  • Wretched Performer: A key factor in the Phillies’ chances of competing for the NL East will be how long it takes Larry Bowa to realize that Jose Mesa is toast. The two most successful Phillies teams of the past 25 years (1980 and 1993) both featured closers who had a tendency to get into tough situations, but in the end managed to “just get the job done” and Mesa would seem to fit right in line with those pitchers. Still, in what’s shaping up as an incredibly competitive NL East, the Phils will need every edge they can get.

    For Mesa, the fall began last year. In particular, his control has slipped dramatically, going from 2.60 BB/9 in 2001 to 4.64 last year and 4.24 this year. While the rise in walk rate is bad enough, it has been accompanied by an increase in his hit rate (7.73 H/9 last year to 11.65 this year) and a collapse in his strikeout rate (7.61 K/9 last year to 3.71 this year). Mesa is no longer able to effectively use his curve ball, and as a result hitters are sitting on his fastball, which is not good enough to be effective without a complementary pitch.

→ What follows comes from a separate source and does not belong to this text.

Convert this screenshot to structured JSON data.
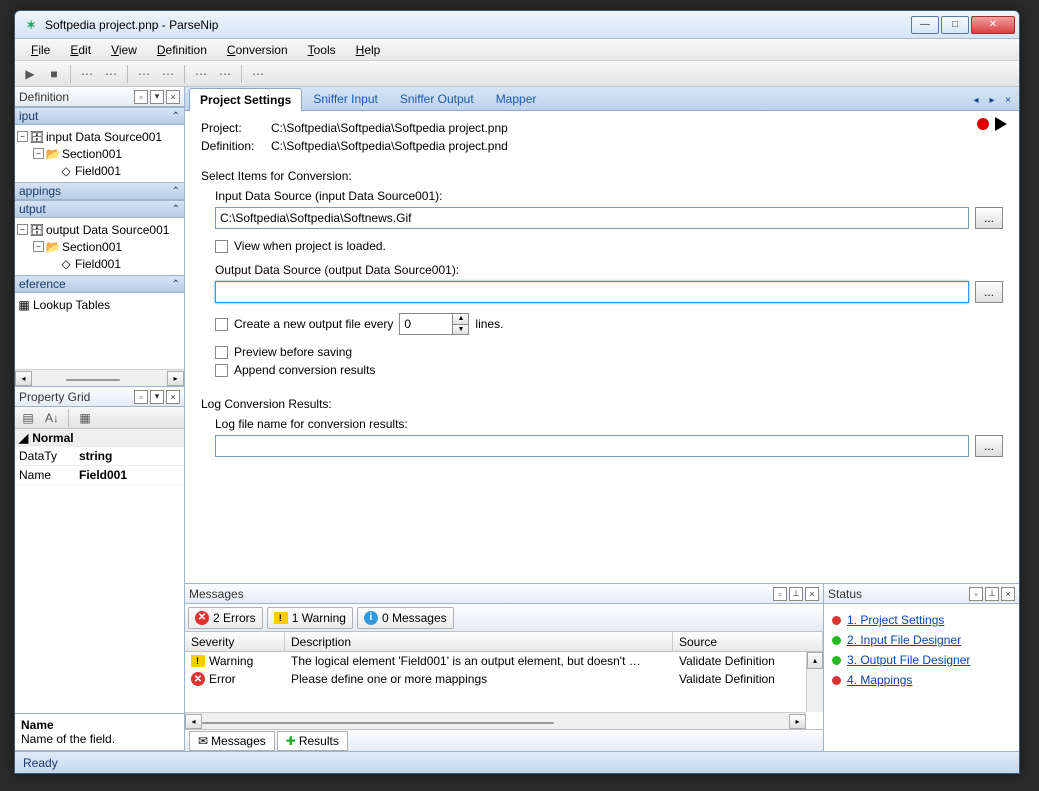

    If the Phillies are serious about winning this year, they need to stop bringing Mesa into close games. If they want to bring him into three-run-lead save situations to try and work on regaining his stuff, that’s reasonable. But bringing him into tied or close games is too much of a risk right now. While Turk Wendell comes with a dubious track record, he has been effective so far this year. As least for the time being they could do worse than bringing him into the close games.

  • Star Performer: While some hitters in the Phillies lineup could reasonably be expected to lead
    the majors in production for their
    position, not many expected Mike
    to be one of them. In fact, Lieberthal’s production has early-season fluke written all over it. Over the past few years Lieberthal has shown a very pronounced platoon split. Between 2000 and 2002, he hit .355/.443/.592 against lefties but only .250/.319/.401 against righthanders. This season he’s batting .333/.368/.389 against lefthanders and a gaudy .347/.420/.571 against the righties. If those numbers return to historical norms he’ll still be a productive catcher, but won’t be as strong as he has been so far this year.